In the isolation of Oregon’s wilderness miracles can happen. That’s what three women discover in Jane Kirkpatrick’s novel A Land of Sheltered Promise. Three women, living in three different time periods, face three crises that teach them to trust God. Ultimately, the story tells of redemption—God’s redemption of that which is bad by bringing good out of it.
Kirkpatrick divides the book into three independent sections, each inspired by a true story and devoted to a particular woman’s struggle. Trust, redemption, faithfulness, and the majestic landscape are unifying themes.
Around the turn of the twentieth century, Eva Bruner’s husband faces murder charges for a killing he says was self-defense. Eva struggles with the consequences of his actions and her own. Eighty years later, Cora Swenson is horrified by her daughter’s involvement in a dangerous cult and attempts to protect her granddaughter. In the process, Cora comes face to face with her own shortcomings and the separation between herself and her daughter. Fifteen years go by. The cult has left, but not without leaving a scar on the land and locals. Jill Hartley and her husband move to the area to help start a Christian camp. As Jill wrestles with herself and God, she discovers that He really does work all things together for the good of those who love Him.

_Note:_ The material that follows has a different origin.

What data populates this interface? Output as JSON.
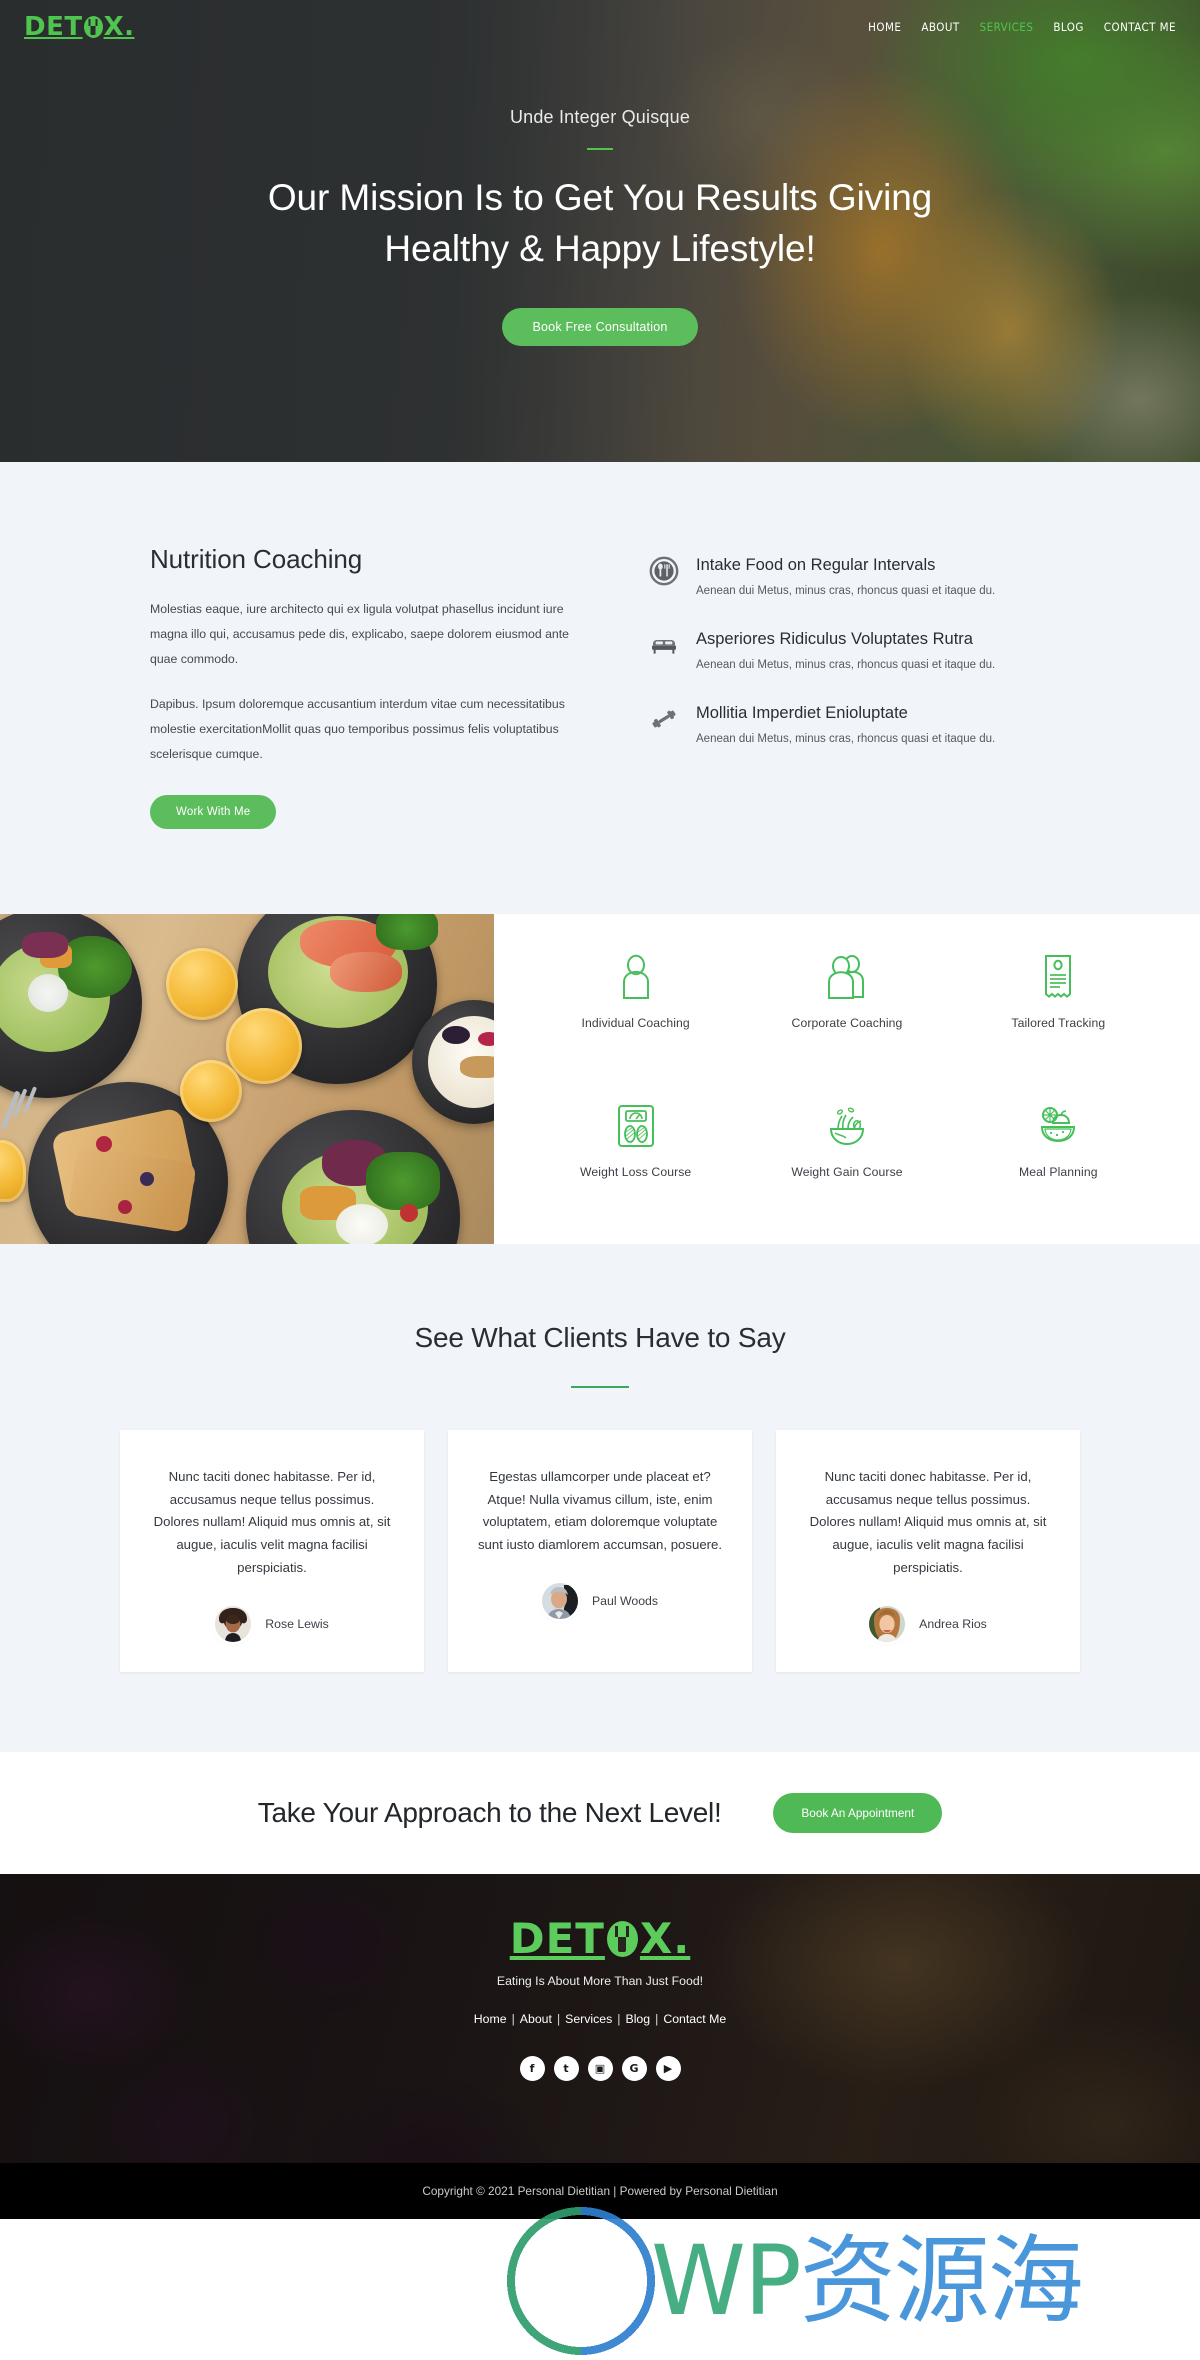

Throughout the story, Kirkpatrick presents a variety of characters well. Readers get to know timid Eva, self-righteous Cora, and modern Jill. These main characters mature in their faith and personalities as they interact with the diverse supporting casts. These strong casts range from Cora’s quiet husband Olaf to creepy cult leader Ma Anand Sheela.
Overall, however, A Land of Sheltered Promise lacks strong narrative drive. Despite its intriguing elements, it did not continuously hold my attention. I found Part Three particularly dull. It was slow and the conflict was bland. In this section the overly ideal, unrealistic feel that haunts certain earlier scenes intensifies to an almost pathetic level. In addition, pacing problems plague certain parts of the book.
Nevertheless, Kirkpatrick does well in unifying the three stories with common themes and points of contact. The novel also has inspirational moments, such as when Eva chooses to remain faithful to her husband after he betrays her. With its female characters and largely emotion-driven plot, it is primarily directed toward a female audience. -- Jonathan Young, Christian Book Previews.com
Out of the Wilderness…
Three Women. Three Eras.
Plagued by loneliness on the Big Muddy Ranch, a sheepherder’s wife awaits the outcome of her husband’s trial for murder. He is sentenced to life in prison–and she to life without him. But a startling event could redeem their pasts and transform their future.
Against a backdrop of attempted murder, federal indictments, and the first case of bio-terrorism in the U.S., one woman seeks to rescue her granddaughter from within the elaborate compound of a cult that has claimed the land.
On the much-reviled, abandoned cult site, one woman’s skepticism turns to hope when she finds that what was meant to destroy can be used to rebuild–and in the process realizes a long-held dream.
For three women seekers united across time, a remote and rugged stretch of land in the Pacific Northwest proves to be a place where miracles really happen–and the gifts of faith, hope, and charity are as tangible as rocks, rivers, and earth.
Based on true stories.